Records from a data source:
□ □ □
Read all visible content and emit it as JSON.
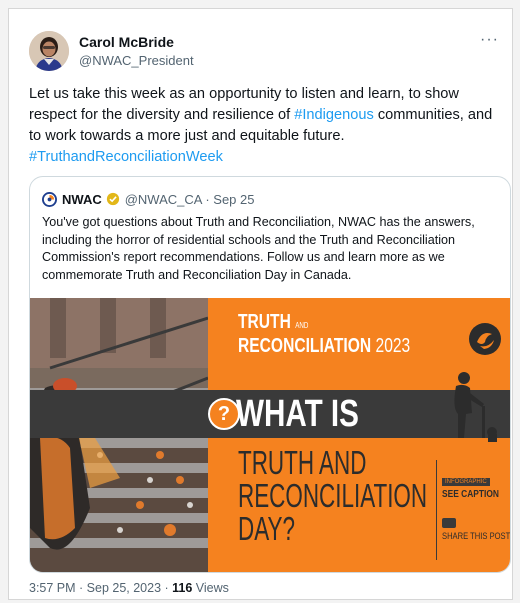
{
  "tweet": {
    "author_name": "Carol McBride",
    "author_handle": "@NWAC_President",
    "more_label": "···",
    "text_before_tag": "Let us take this week as an opportunity to listen and learn, to show respect for the diversity and resilience of ",
    "hashtag_1": "#Indigenous",
    "text_after_tag": " communities, and to work towards a more just and equitable future.",
    "hashtag_2": "#TruthandReconciliationWeek",
    "time": "3:57 PM · Sep 25, 2023 · ",
    "views_count": "116",
    "views_label": " Views"
  },
  "quote": {
    "name": "NWAC",
    "handle_date": "@NWAC_CA · Sep 25",
    "text": "You've got questions about Truth and Reconciliation, NWAC has the answers, including the horror of residential schools and the Truth and Reconciliation Commission's report recommendations. Follow us and learn more as we commemorate Truth and Reconciliation Day in Canada.",
    "graphic": {
      "title_line1": "TRUTH",
      "title_and": "AND",
      "title_line2": "RECONCILIATION",
      "year": "2023",
      "what_is": "WHAT IS",
      "question_mark": "?",
      "big_line1": "TRUTH AND",
      "big_line2": "RECONCILIATION",
      "big_line3": "DAY?",
      "tag_small": "INFOGRAPHIC",
      "see_caption": "SEE CAPTION",
      "share_post": "SHARE THIS POST"
    }
  },
  "colors": {
    "link": "#1d9bf0",
    "orange": "#f5821f",
    "dark": "#3a3a3a",
    "verified": "#e2b719"
  }
}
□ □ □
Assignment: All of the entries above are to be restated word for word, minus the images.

Output for this exercise:
Read all visible content and emit it as JSON.
{
  "tweet": {
    "author_name": "Carol McBride",
    "author_handle": "@NWAC_President",
    "more_label": "···",
    "text_before_tag": "Let us take this week as an opportunity to listen and learn, to show respect for the diversity and resilience of ",
    "hashtag_1": "#Indigenous",
    "text_after_tag": " communities, and to work towards a more just and equitable future.",
    "hashtag_2": "#TruthandReconciliationWeek",
    "time": "3:57 PM · Sep 25, 2023 · ",
    "views_count": "116",
    "views_label": " Views"
  },
  "quote": {
    "name": "NWAC",
    "handle_date": "@NWAC_CA · Sep 25",
    "text": "You've got questions about Truth and Reconciliation, NWAC has the answers, including the horror of residential schools and the Truth and Reconciliation Commission's report recommendations. Follow us and learn more as we commemorate Truth and Reconciliation Day in Canada.",
    "graphic": {
      "title_line1": "TRUTH",
      "title_and": "AND",
      "title_line2": "RECONCILIATION",
      "year": "2023",
      "what_is": "WHAT IS",
      "question_mark": "?",
      "big_line1": "TRUTH AND",
      "big_line2": "RECONCILIATION",
      "big_line3": "DAY?",
      "tag_small": "INFOGRAPHIC",
      "see_caption": "SEE CAPTION",
      "share_post": "SHARE THIS POST"
    }
  },
  "colors": {
    "link": "#1d9bf0",
    "orange": "#f5821f",
    "dark": "#3a3a3a",
    "verified": "#e2b719"
  }
}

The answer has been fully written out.